Making money or making a difference? If you had to choose, which would it be? Karen Bruton (MBA ’84), an accountant and business executive, has combined her success for the former with her desire to devote her life to the latter — giving people “a new tomorrow.”
As founder of Hope Investments, Bruton traveled globally and saw firsthand poverty and the absence of basic human needs such as food, shelter and water. After 25 years as vice president and controller of two corporations, she embraced the spirit of Pro Humanitate and left the corporate world to be an agent of change in places neglected and forgotten.

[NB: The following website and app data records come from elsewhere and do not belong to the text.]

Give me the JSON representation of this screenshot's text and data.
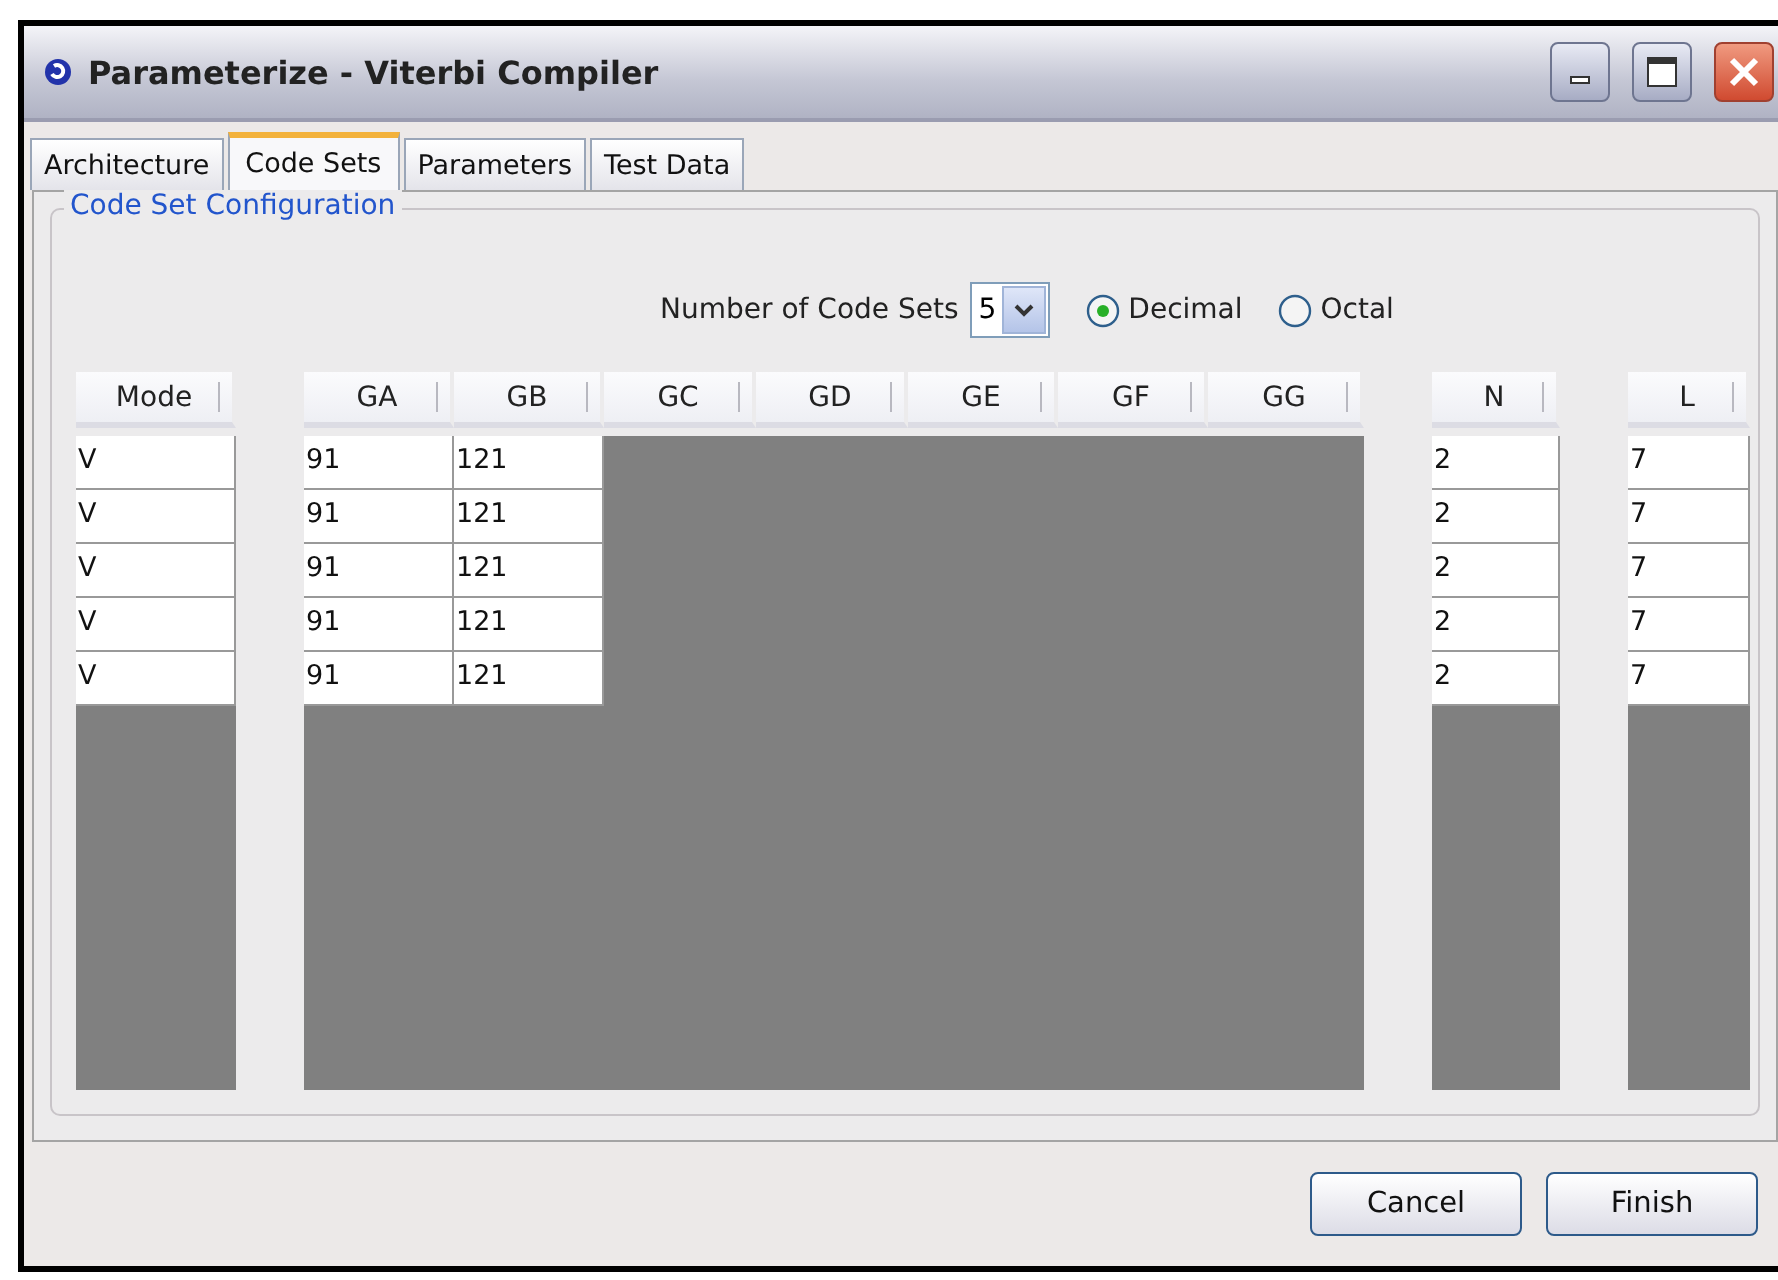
{
  "window": {
    "title": "Parameterize - Viterbi Compiler"
  },
  "tabs": [
    {
      "label": "Architecture",
      "selected": false
    },
    {
      "label": "Code Sets",
      "selected": true
    },
    {
      "label": "Parameters",
      "selected": false
    },
    {
      "label": "Test Data",
      "selected": false
    }
  ],
  "group": {
    "title": "Code Set Configuration"
  },
  "code_sets": {
    "label": "Number of Code Sets",
    "value": "5"
  },
  "radix": [
    {
      "label": "Decimal",
      "selected": true
    },
    {
      "label": "Octal",
      "selected": false
    }
  ],
  "tables": [
    {
      "columns": [
        "Mode"
      ],
      "rows": [
        [
          "V"
        ],
        [
          "V"
        ],
        [
          "V"
        ],
        [
          "V"
        ],
        [
          "V"
        ]
      ]
    },
    {
      "columns": [
        "GA",
        "GB",
        "GC",
        "GD",
        "GE",
        "GF",
        "GG"
      ],
      "rows": [
        [
          "91",
          "121"
        ],
        [
          "91",
          "121"
        ],
        [
          "91",
          "121"
        ],
        [
          "91",
          "121"
        ],
        [
          "91",
          "121"
        ]
      ]
    },
    {
      "columns": [
        "N"
      ],
      "rows": [
        [
          "2"
        ],
        [
          "2"
        ],
        [
          "2"
        ],
        [
          "2"
        ],
        [
          "2"
        ]
      ]
    },
    {
      "columns": [
        "L"
      ],
      "rows": [
        [
          "7"
        ],
        [
          "7"
        ],
        [
          "7"
        ],
        [
          "7"
        ],
        [
          "7"
        ]
      ]
    }
  ],
  "buttons": [
    "Cancel",
    "Finish"
  ]
}
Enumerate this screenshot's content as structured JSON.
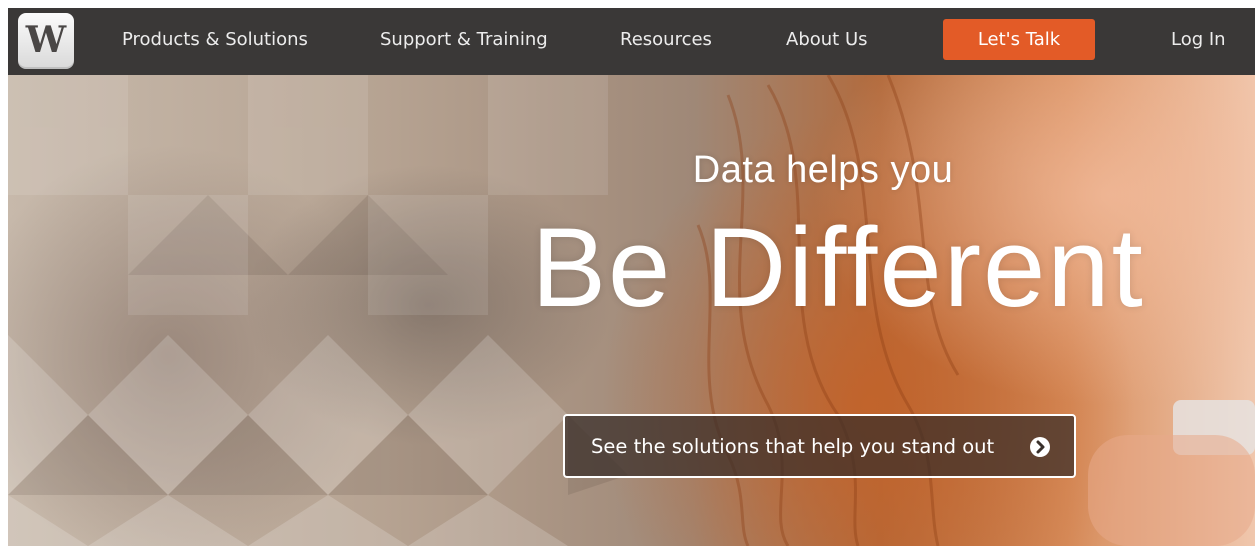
{
  "header": {
    "logo_letter": "W",
    "nav": {
      "products": "Products & Solutions",
      "support": "Support & Training",
      "resources": "Resources",
      "about": "About Us",
      "cta": "Let's Talk",
      "login": "Log In"
    }
  },
  "hero": {
    "kicker": "Data helps you",
    "title": "Be Different",
    "cta_label": "See the solutions that help you stand out",
    "cta_icon": "chevron-right-circle-icon"
  },
  "colors": {
    "nav_background": "#3a3837",
    "accent": "#e35b27",
    "text_light": "#ffffff"
  }
}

Bruton, who was born in North Carolina, was always good with numbers and business, wrote Jay Cooper (’97), who nominated her for a Distinguished Alumni Award. “She wanted to make a difference in others’ lives using the gifts and talents given to her by God,” he wrote. “She also wanted to pursue this passion in a way that enabled people to be self-reliant; giving a hand ‘up’ instead of a hand ‘out.’ ”
In 2007 Bruton merged her worlds of head and heart by forming Just Hope International — a fundraising organization working to break the cycle of poverty, restore human dignity and make a lasting impact. All proceeds support life-altering projects such as a pineapple farm in Sierra Leone that will serve as the economic engine to restore hope, health and stability in a community destroyed by decades of civil war.

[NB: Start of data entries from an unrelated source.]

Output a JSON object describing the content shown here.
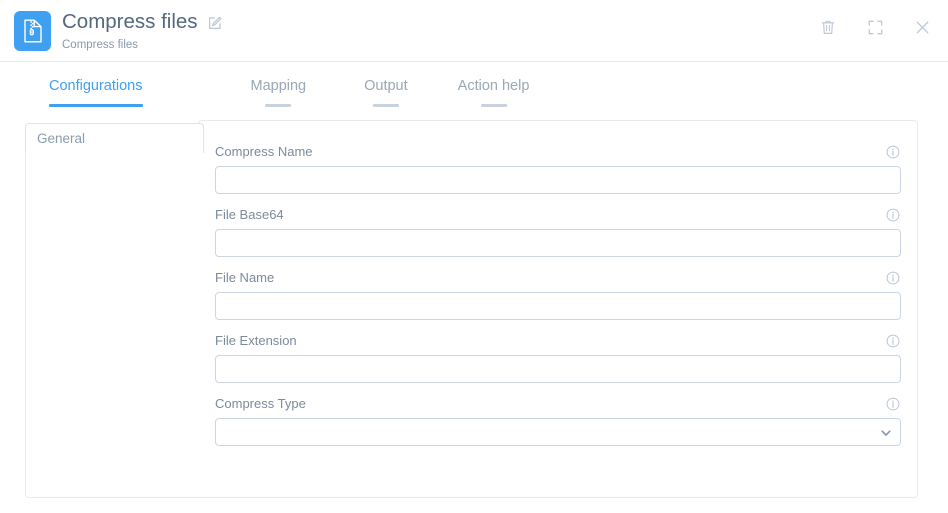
{
  "header": {
    "icon": "zip-file-icon",
    "title": "Compress files",
    "subtitle": "Compress files",
    "edit_icon": "edit-icon",
    "actions": [
      {
        "name": "delete-button",
        "icon": "trash-icon"
      },
      {
        "name": "expand-button",
        "icon": "expand-icon"
      },
      {
        "name": "close-button",
        "icon": "close-icon"
      }
    ]
  },
  "tabs": [
    {
      "label": "Configurations",
      "active": true
    },
    {
      "label": "Mapping",
      "active": false
    },
    {
      "label": "Output",
      "active": false
    },
    {
      "label": "Action help",
      "active": false
    }
  ],
  "sidebar": {
    "items": [
      {
        "label": "General",
        "active": true
      }
    ]
  },
  "form": {
    "fields": [
      {
        "label": "Compress Name",
        "type": "text",
        "value": "",
        "placeholder": "",
        "info_icon": "info-icon"
      },
      {
        "label": "File Base64",
        "type": "text",
        "value": "",
        "placeholder": "",
        "info_icon": "info-icon"
      },
      {
        "label": "File Name",
        "type": "text",
        "value": "",
        "placeholder": "",
        "info_icon": "info-icon"
      },
      {
        "label": "File Extension",
        "type": "text",
        "value": "",
        "placeholder": "",
        "info_icon": "info-icon"
      },
      {
        "label": "Compress Type",
        "type": "select",
        "value": "",
        "placeholder": "",
        "info_icon": "info-icon",
        "dropdown_icon": "chevron-down-icon"
      }
    ]
  },
  "colors": {
    "accent": "#3fa0f2",
    "title_text": "#54687e",
    "muted_text": "#8a99ab",
    "border": "#e6ebf1",
    "input_border": "#ccd6e2"
  }
}
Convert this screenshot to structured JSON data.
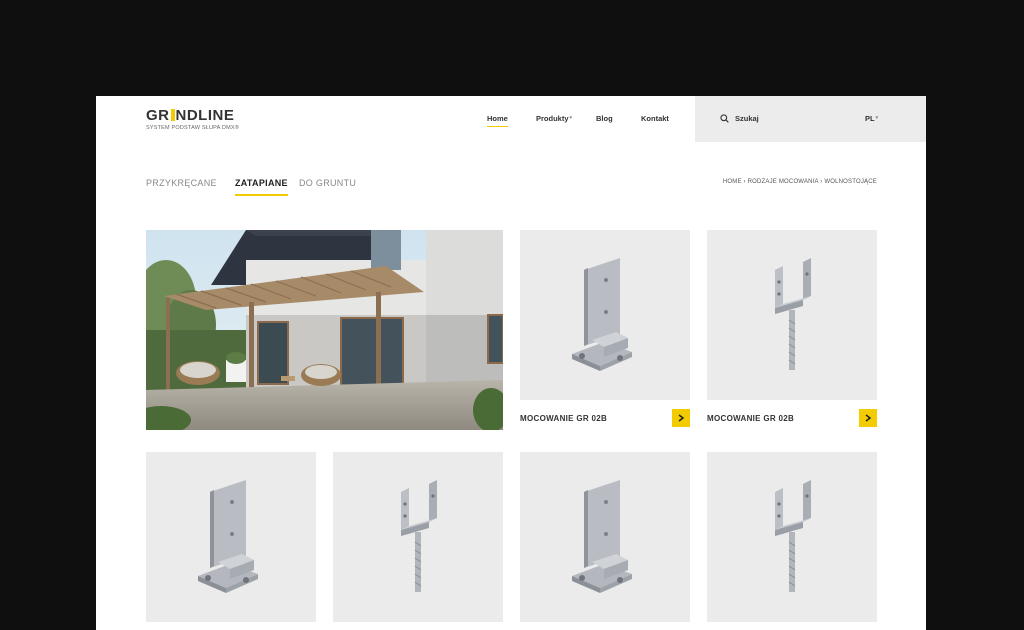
{
  "header": {
    "logo_text_a": "GR",
    "logo_text_b": "NDLINE",
    "logo_sub": "SYSTEM PODSTAW SŁUPA DMX®",
    "nav": [
      {
        "label": "Home"
      },
      {
        "label": "Produkty"
      },
      {
        "label": "Blog"
      },
      {
        "label": "Kontakt"
      }
    ],
    "search_label": "Szukaj",
    "lang": "PL"
  },
  "categories": [
    "PRZYKRĘCANE",
    "ZATAPIANE",
    "DO GRUNTU"
  ],
  "breadcrumb": "HOME › RODZAJE MOCOWANIA › WOLNOSTOJĄCE",
  "products": [
    {
      "title": "MOCOWANIE GR 02B",
      "type": "plate"
    },
    {
      "title": "MOCOWANIE GR 02B",
      "type": "fork"
    },
    {
      "title": "",
      "type": "plate"
    },
    {
      "title": "",
      "type": "fork"
    },
    {
      "title": "",
      "type": "plate"
    },
    {
      "title": "",
      "type": "fork"
    }
  ],
  "colors": {
    "accent": "#f2cc00",
    "background": "#0f0f0f",
    "tile": "#ebebeb"
  }
}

“Make an impact that lasts is our motto,” said Bruton at the Distinguished Alumni Awards dinner.
“The true meaning of life is to plant trees, under whose shade you do not expect to sit,” wrote Cooper, citing a quote by Nelson Henderson that appears on the Just Hope International brochure. “Karen is planting a lot of shade trees.”